**The task**: Please write out the records exactly.

**Extracted information**:
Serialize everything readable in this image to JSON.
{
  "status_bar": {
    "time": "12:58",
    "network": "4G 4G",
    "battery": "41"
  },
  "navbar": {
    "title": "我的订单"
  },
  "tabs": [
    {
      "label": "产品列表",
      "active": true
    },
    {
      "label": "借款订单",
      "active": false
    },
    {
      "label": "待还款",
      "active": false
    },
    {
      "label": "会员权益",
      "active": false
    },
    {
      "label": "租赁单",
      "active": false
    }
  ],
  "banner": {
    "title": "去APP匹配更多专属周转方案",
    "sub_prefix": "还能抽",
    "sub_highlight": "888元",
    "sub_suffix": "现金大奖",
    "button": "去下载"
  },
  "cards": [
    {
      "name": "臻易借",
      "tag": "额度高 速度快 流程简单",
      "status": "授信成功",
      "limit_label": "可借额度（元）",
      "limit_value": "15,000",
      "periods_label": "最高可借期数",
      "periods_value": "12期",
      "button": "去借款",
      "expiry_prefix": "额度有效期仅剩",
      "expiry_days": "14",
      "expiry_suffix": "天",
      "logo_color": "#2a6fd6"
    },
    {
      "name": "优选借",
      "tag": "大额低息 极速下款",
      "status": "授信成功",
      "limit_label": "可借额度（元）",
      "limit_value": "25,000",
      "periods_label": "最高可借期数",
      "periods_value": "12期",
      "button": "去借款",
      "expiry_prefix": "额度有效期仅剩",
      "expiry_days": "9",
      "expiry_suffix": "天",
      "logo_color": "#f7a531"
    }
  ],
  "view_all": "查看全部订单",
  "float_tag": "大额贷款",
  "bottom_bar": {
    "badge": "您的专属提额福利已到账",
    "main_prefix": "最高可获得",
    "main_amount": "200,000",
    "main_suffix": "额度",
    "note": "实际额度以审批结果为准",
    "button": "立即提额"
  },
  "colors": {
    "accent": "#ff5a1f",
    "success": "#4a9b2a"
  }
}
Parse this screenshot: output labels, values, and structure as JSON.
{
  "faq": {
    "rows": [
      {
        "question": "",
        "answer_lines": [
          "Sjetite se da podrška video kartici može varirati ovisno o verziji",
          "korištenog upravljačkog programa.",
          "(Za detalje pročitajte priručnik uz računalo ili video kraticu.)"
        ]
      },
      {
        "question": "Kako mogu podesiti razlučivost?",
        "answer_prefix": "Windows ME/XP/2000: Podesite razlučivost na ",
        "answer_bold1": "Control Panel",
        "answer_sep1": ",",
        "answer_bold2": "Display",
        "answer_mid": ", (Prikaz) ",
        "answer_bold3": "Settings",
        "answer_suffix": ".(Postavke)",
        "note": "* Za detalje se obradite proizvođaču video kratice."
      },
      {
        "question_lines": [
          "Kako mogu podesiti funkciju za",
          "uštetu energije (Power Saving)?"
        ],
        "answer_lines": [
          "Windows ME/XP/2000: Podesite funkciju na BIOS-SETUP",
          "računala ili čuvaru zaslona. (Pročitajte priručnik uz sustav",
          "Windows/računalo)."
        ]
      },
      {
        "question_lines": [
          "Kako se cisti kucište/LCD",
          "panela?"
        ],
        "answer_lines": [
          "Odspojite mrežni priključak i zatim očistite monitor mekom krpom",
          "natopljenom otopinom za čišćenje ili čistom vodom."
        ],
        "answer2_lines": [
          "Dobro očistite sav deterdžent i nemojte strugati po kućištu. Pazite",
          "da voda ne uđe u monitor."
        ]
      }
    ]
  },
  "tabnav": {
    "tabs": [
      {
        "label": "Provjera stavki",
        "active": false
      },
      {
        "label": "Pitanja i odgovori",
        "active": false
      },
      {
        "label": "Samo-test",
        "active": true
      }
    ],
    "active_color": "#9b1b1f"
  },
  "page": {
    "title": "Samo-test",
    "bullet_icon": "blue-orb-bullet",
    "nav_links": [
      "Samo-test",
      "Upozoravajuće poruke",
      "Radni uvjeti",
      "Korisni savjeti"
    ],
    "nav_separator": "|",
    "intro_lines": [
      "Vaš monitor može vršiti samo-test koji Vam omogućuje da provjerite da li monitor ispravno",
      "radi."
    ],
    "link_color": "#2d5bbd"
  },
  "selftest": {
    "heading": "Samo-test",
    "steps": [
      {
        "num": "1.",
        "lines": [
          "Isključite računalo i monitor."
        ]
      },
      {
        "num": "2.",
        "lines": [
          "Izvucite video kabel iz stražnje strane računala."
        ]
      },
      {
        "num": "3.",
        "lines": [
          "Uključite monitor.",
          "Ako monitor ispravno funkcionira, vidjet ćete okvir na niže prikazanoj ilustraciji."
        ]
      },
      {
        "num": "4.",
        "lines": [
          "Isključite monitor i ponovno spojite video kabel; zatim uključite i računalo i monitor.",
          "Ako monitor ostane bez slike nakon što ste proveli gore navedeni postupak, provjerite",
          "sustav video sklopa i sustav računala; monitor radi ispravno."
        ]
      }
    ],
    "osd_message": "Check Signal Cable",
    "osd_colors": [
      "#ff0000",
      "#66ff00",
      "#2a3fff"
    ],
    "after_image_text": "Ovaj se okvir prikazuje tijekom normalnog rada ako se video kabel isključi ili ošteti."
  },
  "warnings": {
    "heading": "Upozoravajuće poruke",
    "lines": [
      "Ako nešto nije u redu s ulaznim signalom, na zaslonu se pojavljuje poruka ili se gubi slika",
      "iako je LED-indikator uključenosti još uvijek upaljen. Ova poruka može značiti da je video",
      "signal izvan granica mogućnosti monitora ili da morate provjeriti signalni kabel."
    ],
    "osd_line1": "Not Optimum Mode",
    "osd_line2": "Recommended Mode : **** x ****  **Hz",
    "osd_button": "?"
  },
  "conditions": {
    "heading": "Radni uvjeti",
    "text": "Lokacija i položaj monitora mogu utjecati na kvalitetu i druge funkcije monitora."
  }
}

**Written answer**:
Serialize everything readable in this image to JSON.
{
  "status_bar": {
    "time": "12:58",
    "network": "4G 4G",
    "battery": "41"
  },
  "navbar": {
    "title": "我的订单"
  },
  "tabs": [
    {
      "label": "产品列表",
      "active": true
    },
    {
      "label": "借款订单",
      "active": false
    },
    {
      "label": "待还款",
      "active": false
    },
    {
      "label": "会员权益",
      "active": false
    },
    {
      "label": "租赁单",
      "active": false
    }
  ],
  "banner": {
    "title": "去APP匹配更多专属周转方案",
    "sub_prefix": "还能抽",
    "sub_highlight": "888元",
    "sub_suffix": "现金大奖",
    "button": "去下载"
  },
  "cards": [
    {
      "name": "臻易借",
      "tag": "额度高 速度快 流程简单",
      "status": "授信成功",
      "limit_label": "可借额度（元）",
      "limit_value": "15,000",
      "periods_label": "最高可借期数",
      "periods_value": "12期",
      "button": "去借款",
      "expiry_prefix": "额度有效期仅剩",
      "expiry_days": "14",
      "expiry_suffix": "天",
      "logo_color": "#2a6fd6"
    },
    {
      "name": "优选借",
      "tag": "大额低息 极速下款",
      "status": "授信成功",
      "limit_label": "可借额度（元）",
      "limit_value": "25,000",
      "periods_label": "最高可借期数",
      "periods_value": "12期",
      "button": "去借款",
      "expiry_prefix": "额度有效期仅剩",
      "expiry_days": "9",
      "expiry_suffix": "天",
      "logo_color": "#f7a531"
    }
  ],
  "view_all": "查看全部订单",
  "float_tag": "大额贷款",
  "bottom_bar": {
    "badge": "您的专属提额福利已到账",
    "main_prefix": "最高可获得",
    "main_amount": "200,000",
    "main_suffix": "额度",
    "note": "实际额度以审批结果为准",
    "button": "立即提额"
  },
  "colors": {
    "accent": "#ff5a1f",
    "success": "#4a9b2a"
  }
}
Parse this screenshot: output labels, values, and structure as JSON.
{
  "faq": {
    "rows": [
      {
        "question": "",
        "answer_lines": [
          "Sjetite se da podrška video kartici može varirati ovisno o verziji",
          "korištenog upravljačkog programa.",
          "(Za detalje pročitajte priručnik uz računalo ili video kraticu.)"
        ]
      },
      {
        "question": "Kako mogu podesiti razlučivost?",
        "answer_prefix": "Windows ME/XP/2000: Podesite razlučivost na ",
        "answer_bold1": "Control Panel",
        "answer_sep1": ",",
        "answer_bold2": "Display",
        "answer_mid": ", (Prikaz) ",
        "answer_bold3": "Settings",
        "answer_suffix": ".(Postavke)",
        "note": "* Za detalje se obradite proizvođaču video kratice."
      },
      {
        "question_lines": [
          "Kako mogu podesiti funkciju za",
          "uštetu energije (Power Saving)?"
        ],
        "answer_lines": [
          "Windows ME/XP/2000: Podesite funkciju na BIOS-SETUP",
          "računala ili čuvaru zaslona. (Pročitajte priručnik uz sustav",
          "Windows/računalo)."
        ]
      },
      {
        "question_lines": [
          "Kako se cisti kucište/LCD",
          "panela?"
        ],
        "answer_lines": [
          "Odspojite mrežni priključak i zatim očistite monitor mekom krpom",
          "natopljenom otopinom za čišćenje ili čistom vodom."
        ],
        "answer2_lines": [
          "Dobro očistite sav deterdžent i nemojte strugati po kućištu. Pazite",
          "da voda ne uđe u monitor."
        ]
      }
    ]
  },
  "tabnav": {
    "tabs": [
      {
        "label": "Provjera stavki",
        "active": false
      },
      {
        "label": "Pitanja i odgovori",
        "active": false
      },
      {
        "label": "Samo-test",
        "active": true
      }
    ],
    "active_color": "#9b1b1f"
  },
  "page": {
    "title": "Samo-test",
    "bullet_icon": "blue-orb-bullet",
    "nav_links": [
      "Samo-test",
      "Upozoravajuće poruke",
      "Radni uvjeti",
      "Korisni savjeti"
    ],
    "nav_separator": "|",
    "intro_lines": [
      "Vaš monitor može vršiti samo-test koji Vam omogućuje da provjerite da li monitor ispravno",
      "radi."
    ],
    "link_color": "#2d5bbd"
  },
  "selftest": {
    "heading": "Samo-test",
    "steps": [
      {
        "num": "1.",
        "lines": [
          "Isključite računalo i monitor."
        ]
      },
      {
        "num": "2.",
        "lines": [
          "Izvucite video kabel iz stražnje strane računala."
        ]
      },
      {
        "num": "3.",
        "lines": [
          "Uključite monitor.",
          "Ako monitor ispravno funkcionira, vidjet ćete okvir na niže prikazanoj ilustraciji."
        ]
      },
      {
        "num": "4.",
        "lines": [
          "Isključite monitor i ponovno spojite video kabel; zatim uključite i računalo i monitor.",
          "Ako monitor ostane bez slike nakon što ste proveli gore navedeni postupak, provjerite",
          "sustav video sklopa i sustav računala; monitor radi ispravno."
        ]
      }
    ],
    "osd_message": "Check Signal Cable",
    "osd_colors": [
      "#ff0000",
      "#66ff00",
      "#2a3fff"
    ],
    "after_image_text": "Ovaj se okvir prikazuje tijekom normalnog rada ako se video kabel isključi ili ošteti."
  },
  "warnings": {
    "heading": "Upozoravajuće poruke",
    "lines": [
      "Ako nešto nije u redu s ulaznim signalom, na zaslonu se pojavljuje poruka ili se gubi slika",
      "iako je LED-indikator uključenosti još uvijek upaljen. Ova poruka može značiti da je video",
      "signal izvan granica mogućnosti monitora ili da morate provjeriti signalni kabel."
    ],
    "osd_line1": "Not Optimum Mode",
    "osd_line2": "Recommended Mode : **** x ****  **Hz",
    "osd_button": "?"
  },
  "conditions": {
    "heading": "Radni uvjeti",
    "text": "Lokacija i položaj monitora mogu utjecati na kvalitetu i druge funkcije monitora."
  }
}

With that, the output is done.